Janko Tipsarevic, the world number nine and the new columnist for The Tennis Space, discloses that he is to mentor young players.
If I had the chance now to speak to my 18- or 19-year-old self, I would tell him to stop being a baby on court. When I was that age, if a match wasn’t going the way I wanted it to, I would be like a crying baby who couldn’t have the doll he wanted. I really regret that I was like that.
I wish I had had a different mindset then, the sort of attitude that I have now as a 27-year old. I wish I realised then you must always give everything on the court, that you have a short career, that every freaking match counts. That’s what I’m going to be telling the young players who are going to be spending time with me this year, as part of a programme with my sponsor Tecnifibre. Five players will spend a week each with me this season, starting in Indian Wells in California next month, and then in Monte Carlo, Gstaad, Shanghai and Belgrade. I would have liked, when I was their age, to have had an opportunity to spend time with a player on the tour, to hear what it takes to be a professional tennis player. I like helping people how to do things, and I’m very excited about this.
The juniors, who will also be my practice partners at tournaments, will be hearing from a guy who has been through almost all as a player. I was a successful junior, then I was a failure, a disappointment, then I broke into top 100, then I got stuck, and everyone was saying, ‘when is he going to start playing good tennis?’ Then I broke into the top 50, and then I got stuck again. It was only at the start of 2011 that it all clicked, that it all came together. So I’ve had my ups and downs. When I was a young player, my management company had me in a ‘rebel with a cause’ programme. I’m not going to be recommending to these players that they try to be a tennis rebel, to be the guy who doesn’t give a damn. You have to sacrifice a lot if you want to make it as a tennis player.

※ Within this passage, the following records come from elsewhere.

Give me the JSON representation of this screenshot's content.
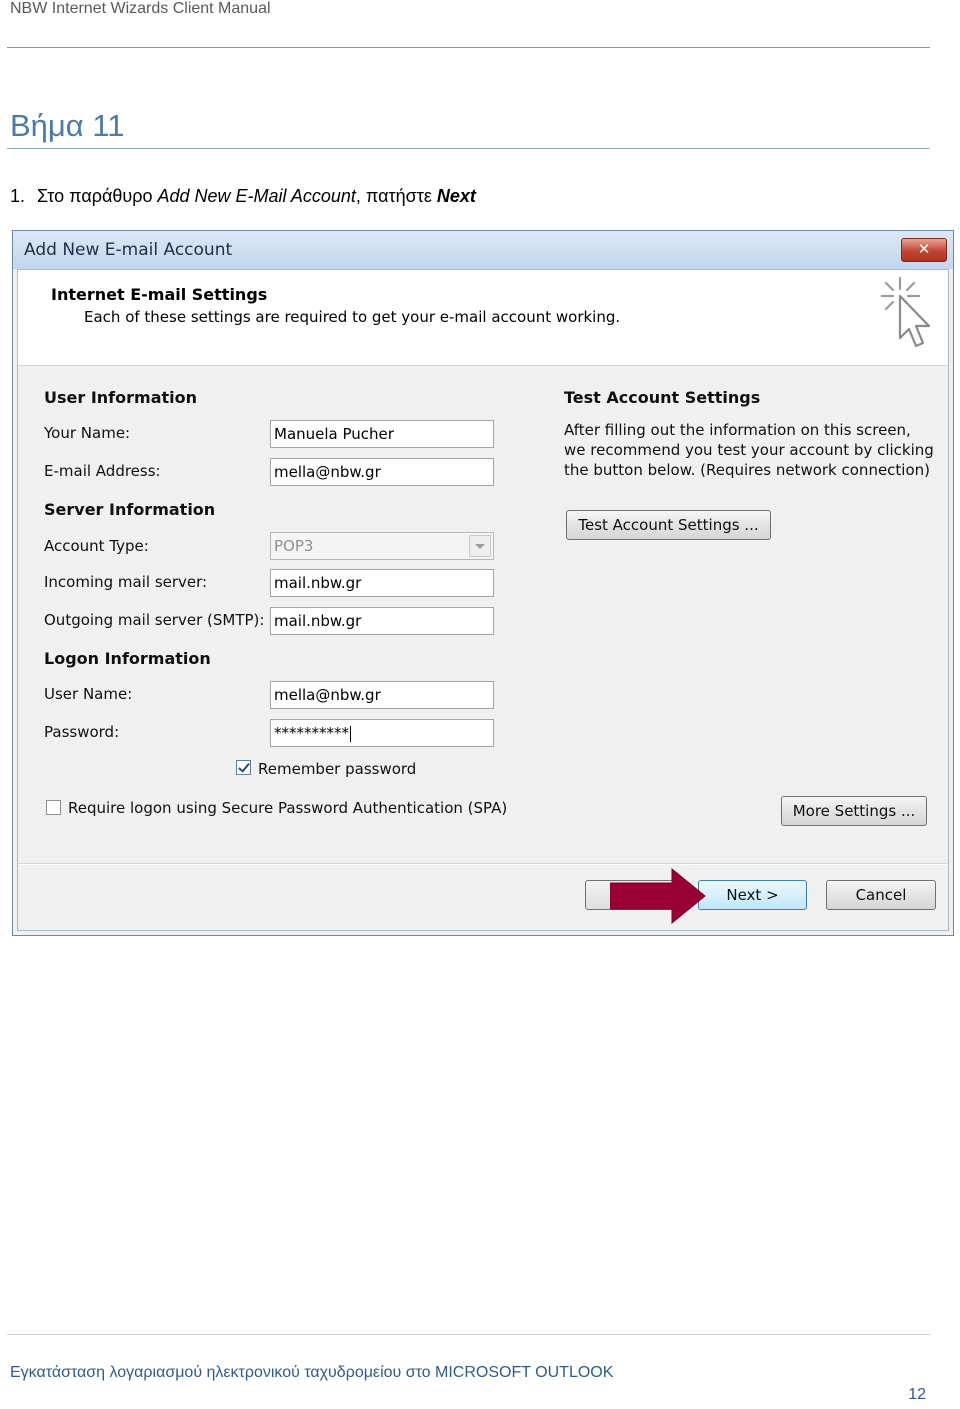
{
  "doc": {
    "header": "NBW Internet Wizards Client Manual",
    "step_title": "Βήμα 11",
    "instruction": {
      "number": "1.",
      "prefix": "Στο παράθυρο ",
      "window_name": "Add New E-Mail Account",
      "middle": ", πατήστε ",
      "button_name": "Next"
    },
    "footer": "Εγκατάσταση λογαριασμού ηλεκτρονικού ταχυδρομείου στο MICROSOFT OUTLOOK",
    "page_number": "12"
  },
  "dialog": {
    "title": "Add New E-mail Account",
    "close_symbol": "✕",
    "banner": {
      "title": "Internet E-mail Settings",
      "subtitle": "Each of these settings are required to get your e-mail account working."
    },
    "user_info": {
      "heading": "User Information",
      "name_label": "Your Name:",
      "name_value": "Manuela Pucher",
      "email_label": "E-mail Address:",
      "email_value": "mella@nbw.gr"
    },
    "server_info": {
      "heading": "Server Information",
      "account_type_label": "Account Type:",
      "account_type_value": "POP3",
      "incoming_label": "Incoming mail server:",
      "incoming_value": "mail.nbw.gr",
      "outgoing_label": "Outgoing mail server (SMTP):",
      "outgoing_value": "mail.nbw.gr"
    },
    "logon_info": {
      "heading": "Logon Information",
      "user_label": "User Name:",
      "user_value": "mella@nbw.gr",
      "password_label": "Password:",
      "password_value": "**********",
      "remember_label": "Remember password",
      "remember_checked": true,
      "spa_label": "Require logon using Secure Password Authentication (SPA)",
      "spa_checked": false
    },
    "test": {
      "heading": "Test Account Settings",
      "description": "After filling out the information on this screen, we recommend you test your account by clicking the button below. (Requires network connection)",
      "button": "Test Account Settings ..."
    },
    "more_settings": "More Settings ...",
    "buttons": {
      "next": "Next >",
      "cancel": "Cancel"
    },
    "colors": {
      "arrow": "#990033",
      "titlebar": "#c2d6ee",
      "close": "#c24532"
    }
  }
}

As a young player, you don’t appreciate that this is a short career, and you have to make the most of your time on the tour. As a teenager, I didn’t sacrifice enough. I would like to tell my teenage self to just be a boring, stupid professional, to sacrifice everything to tennis. Back then, I never missed a training session, even after going out and getting drunk, but I thought that if I did everything in practice, that it would all be okay. It wasn’t okay. It’s about the small things. Are you eating properly? What time are you going to bed? Are you stretching after every match and practice? Are you watching back videos of your defeats? Are you going on to YouTube and looking at how Roger Federer moves on court? Are you showing a Nadal-like attitude on every point? You need to be thinking about all of these things. I still occasionally go out and have a drink, so I have a life, but I recognise that everything comes second to tennis.
I’m looking forward to spending time with these kids, having lunches and dinners together, and getting to know them. I also like practising with young players, as some of my best results after practising with juniors. Maybe that’s because they are so pumped-up about being on the court, and also I can always make sure that the training session is more focused on what I need to be working on. My coach doesn’t always like it, though, when I train with juniors as I can sometimes spend too much time trying to help them improve their game rather than concentrating on myself. Especially when I can see that the young player wants to learn, that he is interested in more than just getting the ball back. Hopefully, I can find a golden middle.
This programme with Tecnifibre is something I genuinely want to. I know that it won’t be a pain in the ass. And I hope they will learn something.
For more information on Janko’s Next Generation Tour, please visit http://www.tecnifibre.com